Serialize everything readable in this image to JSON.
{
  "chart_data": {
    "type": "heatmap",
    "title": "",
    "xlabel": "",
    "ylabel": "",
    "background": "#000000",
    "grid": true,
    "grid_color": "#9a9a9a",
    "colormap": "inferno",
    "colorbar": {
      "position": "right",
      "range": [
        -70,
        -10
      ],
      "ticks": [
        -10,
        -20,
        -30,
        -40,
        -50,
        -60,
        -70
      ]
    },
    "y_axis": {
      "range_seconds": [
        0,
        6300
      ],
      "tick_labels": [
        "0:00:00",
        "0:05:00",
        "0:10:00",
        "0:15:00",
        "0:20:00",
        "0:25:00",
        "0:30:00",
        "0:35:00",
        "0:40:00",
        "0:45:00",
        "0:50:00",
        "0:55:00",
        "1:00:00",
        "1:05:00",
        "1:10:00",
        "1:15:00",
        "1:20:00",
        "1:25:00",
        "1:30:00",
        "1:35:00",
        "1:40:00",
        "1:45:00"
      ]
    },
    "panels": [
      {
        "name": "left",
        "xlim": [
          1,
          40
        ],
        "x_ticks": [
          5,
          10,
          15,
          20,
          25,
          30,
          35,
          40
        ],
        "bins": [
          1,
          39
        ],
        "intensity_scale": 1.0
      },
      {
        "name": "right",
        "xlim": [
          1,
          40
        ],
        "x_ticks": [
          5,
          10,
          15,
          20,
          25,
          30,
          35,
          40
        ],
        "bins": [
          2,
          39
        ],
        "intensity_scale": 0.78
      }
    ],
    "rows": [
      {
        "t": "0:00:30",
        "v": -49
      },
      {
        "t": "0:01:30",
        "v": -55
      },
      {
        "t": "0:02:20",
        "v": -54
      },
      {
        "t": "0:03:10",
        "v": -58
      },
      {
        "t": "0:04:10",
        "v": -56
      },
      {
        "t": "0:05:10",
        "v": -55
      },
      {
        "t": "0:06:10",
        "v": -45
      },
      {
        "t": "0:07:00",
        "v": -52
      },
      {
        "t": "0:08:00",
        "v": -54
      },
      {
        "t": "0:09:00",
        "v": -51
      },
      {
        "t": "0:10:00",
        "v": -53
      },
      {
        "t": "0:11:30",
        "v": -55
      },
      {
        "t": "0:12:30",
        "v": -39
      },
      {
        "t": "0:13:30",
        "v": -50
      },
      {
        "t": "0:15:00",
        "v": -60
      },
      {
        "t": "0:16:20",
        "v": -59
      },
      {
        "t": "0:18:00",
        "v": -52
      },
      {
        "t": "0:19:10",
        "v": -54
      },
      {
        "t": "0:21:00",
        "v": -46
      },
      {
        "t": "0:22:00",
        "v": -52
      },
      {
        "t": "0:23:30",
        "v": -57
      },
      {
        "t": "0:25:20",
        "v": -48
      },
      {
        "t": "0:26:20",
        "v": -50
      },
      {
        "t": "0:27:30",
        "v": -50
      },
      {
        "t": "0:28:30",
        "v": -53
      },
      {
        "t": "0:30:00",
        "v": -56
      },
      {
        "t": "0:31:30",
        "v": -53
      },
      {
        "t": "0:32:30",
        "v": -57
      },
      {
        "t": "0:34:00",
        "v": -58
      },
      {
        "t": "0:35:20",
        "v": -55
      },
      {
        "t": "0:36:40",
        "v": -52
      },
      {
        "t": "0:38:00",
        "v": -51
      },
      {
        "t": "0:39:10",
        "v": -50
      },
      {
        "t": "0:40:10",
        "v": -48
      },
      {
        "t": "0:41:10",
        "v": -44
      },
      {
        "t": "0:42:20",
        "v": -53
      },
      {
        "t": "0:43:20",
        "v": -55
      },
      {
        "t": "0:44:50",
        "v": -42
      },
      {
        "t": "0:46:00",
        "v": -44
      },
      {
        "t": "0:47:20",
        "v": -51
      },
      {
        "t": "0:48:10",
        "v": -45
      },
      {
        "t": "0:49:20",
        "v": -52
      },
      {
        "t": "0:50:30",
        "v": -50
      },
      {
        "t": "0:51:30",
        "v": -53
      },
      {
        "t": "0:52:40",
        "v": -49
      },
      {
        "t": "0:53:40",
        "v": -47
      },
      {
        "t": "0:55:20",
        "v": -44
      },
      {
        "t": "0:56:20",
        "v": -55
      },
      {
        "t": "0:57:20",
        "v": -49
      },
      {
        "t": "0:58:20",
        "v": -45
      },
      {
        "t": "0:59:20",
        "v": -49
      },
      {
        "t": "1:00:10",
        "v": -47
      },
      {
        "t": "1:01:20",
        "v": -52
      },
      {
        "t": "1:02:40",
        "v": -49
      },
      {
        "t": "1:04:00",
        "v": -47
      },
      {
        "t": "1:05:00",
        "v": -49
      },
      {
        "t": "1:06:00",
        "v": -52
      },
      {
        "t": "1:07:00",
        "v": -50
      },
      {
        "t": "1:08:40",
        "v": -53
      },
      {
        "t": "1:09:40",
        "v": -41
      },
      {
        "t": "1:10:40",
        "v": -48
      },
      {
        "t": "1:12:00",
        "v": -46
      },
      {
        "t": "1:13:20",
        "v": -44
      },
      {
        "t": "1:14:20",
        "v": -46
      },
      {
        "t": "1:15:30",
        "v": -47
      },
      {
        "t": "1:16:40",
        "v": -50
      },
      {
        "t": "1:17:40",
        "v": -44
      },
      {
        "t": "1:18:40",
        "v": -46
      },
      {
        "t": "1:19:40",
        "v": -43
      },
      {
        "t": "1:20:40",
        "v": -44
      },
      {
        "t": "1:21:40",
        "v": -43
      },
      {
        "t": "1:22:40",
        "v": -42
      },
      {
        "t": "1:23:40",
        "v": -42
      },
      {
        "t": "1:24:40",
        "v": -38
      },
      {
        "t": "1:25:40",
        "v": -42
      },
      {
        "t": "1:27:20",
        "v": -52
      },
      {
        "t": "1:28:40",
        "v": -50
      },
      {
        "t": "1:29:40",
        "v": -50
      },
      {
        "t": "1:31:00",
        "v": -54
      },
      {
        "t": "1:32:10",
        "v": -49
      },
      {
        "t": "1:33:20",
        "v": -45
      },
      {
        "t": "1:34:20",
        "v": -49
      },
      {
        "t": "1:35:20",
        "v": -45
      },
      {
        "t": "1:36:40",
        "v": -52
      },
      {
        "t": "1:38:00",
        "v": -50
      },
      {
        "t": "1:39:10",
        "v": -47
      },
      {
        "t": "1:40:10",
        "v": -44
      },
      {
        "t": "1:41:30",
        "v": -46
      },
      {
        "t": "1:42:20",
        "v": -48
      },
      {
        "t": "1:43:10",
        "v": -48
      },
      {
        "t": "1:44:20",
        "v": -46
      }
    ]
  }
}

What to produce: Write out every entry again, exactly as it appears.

Answer area:
Serialize everything readable in this image to JSON.
{
  "chart_data": {
    "type": "heatmap",
    "title": "",
    "xlabel": "",
    "ylabel": "",
    "background": "#000000",
    "grid": true,
    "grid_color": "#9a9a9a",
    "colormap": "inferno",
    "colorbar": {
      "position": "right",
      "range": [
        -70,
        -10
      ],
      "ticks": [
        -10,
        -20,
        -30,
        -40,
        -50,
        -60,
        -70
      ]
    },
    "y_axis": {
      "range_seconds": [
        0,
        6300
      ],
      "tick_labels": [
        "0:00:00",
        "0:05:00",
        "0:10:00",
        "0:15:00",
        "0:20:00",
        "0:25:00",
        "0:30:00",
        "0:35:00",
        "0:40:00",
        "0:45:00",
        "0:50:00",
        "0:55:00",
        "1:00:00",
        "1:05:00",
        "1:10:00",
        "1:15:00",
        "1:20:00",
        "1:25:00",
        "1:30:00",
        "1:35:00",
        "1:40:00",
        "1:45:00"
      ]
    },
    "panels": [
      {
        "name": "left",
        "xlim": [
          1,
          40
        ],
        "x_ticks": [
          5,
          10,
          15,
          20,
          25,
          30,
          35,
          40
        ],
        "bins": [
          1,
          39
        ],
        "intensity_scale": 1.0
      },
      {
        "name": "right",
        "xlim": [
          1,
          40
        ],
        "x_ticks": [
          5,
          10,
          15,
          20,
          25,
          30,
          35,
          40
        ],
        "bins": [
          2,
          39
        ],
        "intensity_scale": 0.78
      }
    ],
    "rows": [
      {
        "t": "0:00:30",
        "v": -49
      },
      {
        "t": "0:01:30",
        "v": -55
      },
      {
        "t": "0:02:20",
        "v": -54
      },
      {
        "t": "0:03:10",
        "v": -58
      },
      {
        "t": "0:04:10",
        "v": -56
      },
      {
        "t": "0:05:10",
        "v": -55
      },
      {
        "t": "0:06:10",
        "v": -45
      },
      {
        "t": "0:07:00",
        "v": -52
      },
      {
        "t": "0:08:00",
        "v": -54
      },
      {
        "t": "0:09:00",
        "v": -51
      },
      {
        "t": "0:10:00",
        "v": -53
      },
      {
        "t": "0:11:30",
        "v": -55
      },
      {
        "t": "0:12:30",
        "v": -39
      },
      {
        "t": "0:13:30",
        "v": -50
      },
      {
        "t": "0:15:00",
        "v": -60
      },
      {
        "t": "0:16:20",
        "v": -59
      },
      {
        "t": "0:18:00",
        "v": -52
      },
      {
        "t": "0:19:10",
        "v": -54
      },
      {
        "t": "0:21:00",
        "v": -46
      },
      {
        "t": "0:22:00",
        "v": -52
      },
      {
        "t": "0:23:30",
        "v": -57
      },
      {
        "t": "0:25:20",
        "v": -48
      },
      {
        "t": "0:26:20",
        "v": -50
      },
      {
        "t": "0:27:30",
        "v": -50
      },
      {
        "t": "0:28:30",
        "v": -53
      },
      {
        "t": "0:30:00",
        "v": -56
      },
      {
        "t": "0:31:30",
        "v": -53
      },
      {
        "t": "0:32:30",
        "v": -57
      },
      {
        "t": "0:34:00",
        "v": -58
      },
      {
        "t": "0:35:20",
        "v": -55
      },
      {
        "t": "0:36:40",
        "v": -52
      },
      {
        "t": "0:38:00",
        "v": -51
      },
      {
        "t": "0:39:10",
        "v": -50
      },
      {
        "t": "0:40:10",
        "v": -48
      },
      {
        "t": "0:41:10",
        "v": -44
      },
      {
        "t": "0:42:20",
        "v": -53
      },
      {
        "t": "0:43:20",
        "v": -55
      },
      {
        "t": "0:44:50",
        "v": -42
      },
      {
        "t": "0:46:00",
        "v": -44
      },
      {
        "t": "0:47:20",
        "v": -51
      },
      {
        "t": "0:48:10",
        "v": -45
      },
      {
        "t": "0:49:20",
        "v": -52
      },
      {
        "t": "0:50:30",
        "v": -50
      },
      {
        "t": "0:51:30",
        "v": -53
      },
      {
        "t": "0:52:40",
        "v": -49
      },
      {
        "t": "0:53:40",
        "v": -47
      },
      {
        "t": "0:55:20",
        "v": -44
      },
      {
        "t": "0:56:20",
        "v": -55
      },
      {
        "t": "0:57:20",
        "v": -49
      },
      {
        "t": "0:58:20",
        "v": -45
      },
      {
        "t": "0:59:20",
        "v": -49
      },
      {
        "t": "1:00:10",
        "v": -47
      },
      {
        "t": "1:01:20",
        "v": -52
      },
      {
        "t": "1:02:40",
        "v": -49
      },
      {
        "t": "1:04:00",
        "v": -47
      },
      {
        "t": "1:05:00",
        "v": -49
      },
      {
        "t": "1:06:00",
        "v": -52
      },
      {
        "t": "1:07:00",
        "v": -50
      },
      {
        "t": "1:08:40",
        "v": -53
      },
      {
        "t": "1:09:40",
        "v": -41
      },
      {
        "t": "1:10:40",
        "v": -48
      },
      {
        "t": "1:12:00",
        "v": -46
      },
      {
        "t": "1:13:20",
        "v": -44
      },
      {
        "t": "1:14:20",
        "v": -46
      },
      {
        "t": "1:15:30",
        "v": -47
      },
      {
        "t": "1:16:40",
        "v": -50
      },
      {
        "t": "1:17:40",
        "v": -44
      },
      {
        "t": "1:18:40",
        "v": -46
      },
      {
        "t": "1:19:40",
        "v": -43
      },
      {
        "t": "1:20:40",
        "v": -44
      },
      {
        "t": "1:21:40",
        "v": -43
      },
      {
        "t": "1:22:40",
        "v": -42
      },
      {
        "t": "1:23:40",
        "v": -42
      },
      {
        "t": "1:24:40",
        "v": -38
      },
      {
        "t": "1:25:40",
        "v": -42
      },
      {
        "t": "1:27:20",
        "v": -52
      },
      {
        "t": "1:28:40",
        "v": -50
      },
      {
        "t": "1:29:40",
        "v": -50
      },
      {
        "t": "1:31:00",
        "v": -54
      },
      {
        "t": "1:32:10",
        "v": -49
      },
      {
        "t": "1:33:20",
        "v": -45
      },
      {
        "t": "1:34:20",
        "v": -49
      },
      {
        "t": "1:35:20",
        "v": -45
      },
      {
        "t": "1:36:40",
        "v": -52
      },
      {
        "t": "1:38:00",
        "v": -50
      },
      {
        "t": "1:39:10",
        "v": -47
      },
      {
        "t": "1:40:10",
        "v": -44
      },
      {
        "t": "1:41:30",
        "v": -46
      },
      {
        "t": "1:42:20",
        "v": -48
      },
      {
        "t": "1:43:10",
        "v": -48
      },
      {
        "t": "1:44:20",
        "v": -46
      }
    ]
  }
}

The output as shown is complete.